Source material Block Start
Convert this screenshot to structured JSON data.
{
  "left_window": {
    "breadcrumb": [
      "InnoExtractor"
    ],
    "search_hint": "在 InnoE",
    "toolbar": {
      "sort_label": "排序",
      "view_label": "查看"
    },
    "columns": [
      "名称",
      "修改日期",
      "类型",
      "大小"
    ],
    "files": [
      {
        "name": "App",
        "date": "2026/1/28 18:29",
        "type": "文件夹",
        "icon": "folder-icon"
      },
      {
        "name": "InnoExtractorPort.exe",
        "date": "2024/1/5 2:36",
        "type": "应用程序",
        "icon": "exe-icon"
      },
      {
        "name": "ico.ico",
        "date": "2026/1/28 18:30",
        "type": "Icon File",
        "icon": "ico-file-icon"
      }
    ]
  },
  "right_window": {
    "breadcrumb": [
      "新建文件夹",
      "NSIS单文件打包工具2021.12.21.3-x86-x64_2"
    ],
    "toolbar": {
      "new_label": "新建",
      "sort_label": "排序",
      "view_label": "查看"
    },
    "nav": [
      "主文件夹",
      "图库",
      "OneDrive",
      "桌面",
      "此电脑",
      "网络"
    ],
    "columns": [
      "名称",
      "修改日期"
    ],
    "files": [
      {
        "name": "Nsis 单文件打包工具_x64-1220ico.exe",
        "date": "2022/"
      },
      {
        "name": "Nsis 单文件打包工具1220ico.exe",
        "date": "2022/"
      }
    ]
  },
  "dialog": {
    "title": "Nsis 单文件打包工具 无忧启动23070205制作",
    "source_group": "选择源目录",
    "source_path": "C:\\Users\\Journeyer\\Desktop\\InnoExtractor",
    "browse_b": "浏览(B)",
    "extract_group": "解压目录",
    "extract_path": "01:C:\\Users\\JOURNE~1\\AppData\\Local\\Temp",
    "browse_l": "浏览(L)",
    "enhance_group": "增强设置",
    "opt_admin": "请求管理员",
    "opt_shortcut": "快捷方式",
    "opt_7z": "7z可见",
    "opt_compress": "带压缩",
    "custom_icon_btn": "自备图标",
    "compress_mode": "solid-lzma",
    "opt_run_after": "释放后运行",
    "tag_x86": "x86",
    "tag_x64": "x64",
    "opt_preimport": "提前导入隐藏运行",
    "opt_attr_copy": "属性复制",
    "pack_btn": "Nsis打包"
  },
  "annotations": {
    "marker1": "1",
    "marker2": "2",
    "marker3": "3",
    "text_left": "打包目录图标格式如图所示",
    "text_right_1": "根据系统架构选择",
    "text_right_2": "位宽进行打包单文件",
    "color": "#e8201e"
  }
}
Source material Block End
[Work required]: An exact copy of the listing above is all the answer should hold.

[Output for this exercise]:
Convert this screenshot to structured JSON data.
{
  "left_window": {
    "breadcrumb": [
      "InnoExtractor"
    ],
    "search_hint": "在 InnoE",
    "toolbar": {
      "sort_label": "排序",
      "view_label": "查看"
    },
    "columns": [
      "名称",
      "修改日期",
      "类型",
      "大小"
    ],
    "files": [
      {
        "name": "App",
        "date": "2026/1/28 18:29",
        "type": "文件夹",
        "icon": "folder-icon"
      },
      {
        "name": "InnoExtractorPort.exe",
        "date": "2024/1/5 2:36",
        "type": "应用程序",
        "icon": "exe-icon"
      },
      {
        "name": "ico.ico",
        "date": "2026/1/28 18:30",
        "type": "Icon File",
        "icon": "ico-file-icon"
      }
    ]
  },
  "right_window": {
    "breadcrumb": [
      "新建文件夹",
      "NSIS单文件打包工具2021.12.21.3-x86-x64_2"
    ],
    "toolbar": {
      "new_label": "新建",
      "sort_label": "排序",
      "view_label": "查看"
    },
    "nav": [
      "主文件夹",
      "图库",
      "OneDrive",
      "桌面",
      "此电脑",
      "网络"
    ],
    "columns": [
      "名称",
      "修改日期"
    ],
    "files": [
      {
        "name": "Nsis 单文件打包工具_x64-1220ico.exe",
        "date": "2022/"
      },
      {
        "name": "Nsis 单文件打包工具1220ico.exe",
        "date": "2022/"
      }
    ]
  },
  "dialog": {
    "title": "Nsis 单文件打包工具 无忧启动23070205制作",
    "source_group": "选择源目录",
    "source_path": "C:\\Users\\Journeyer\\Desktop\\InnoExtractor",
    "browse_b": "浏览(B)",
    "extract_group": "解压目录",
    "extract_path": "01:C:\\Users\\JOURNE~1\\AppData\\Local\\Temp",
    "browse_l": "浏览(L)",
    "enhance_group": "增强设置",
    "opt_admin": "请求管理员",
    "opt_shortcut": "快捷方式",
    "opt_7z": "7z可见",
    "opt_compress": "带压缩",
    "custom_icon_btn": "自备图标",
    "compress_mode": "solid-lzma",
    "opt_run_after": "释放后运行",
    "tag_x86": "x86",
    "tag_x64": "x64",
    "opt_preimport": "提前导入隐藏运行",
    "opt_attr_copy": "属性复制",
    "pack_btn": "Nsis打包"
  },
  "annotations": {
    "marker1": "1",
    "marker2": "2",
    "marker3": "3",
    "text_left": "打包目录图标格式如图所示",
    "text_right_1": "根据系统架构选择",
    "text_right_2": "位宽进行打包单文件",
    "color": "#e8201e"
  }
}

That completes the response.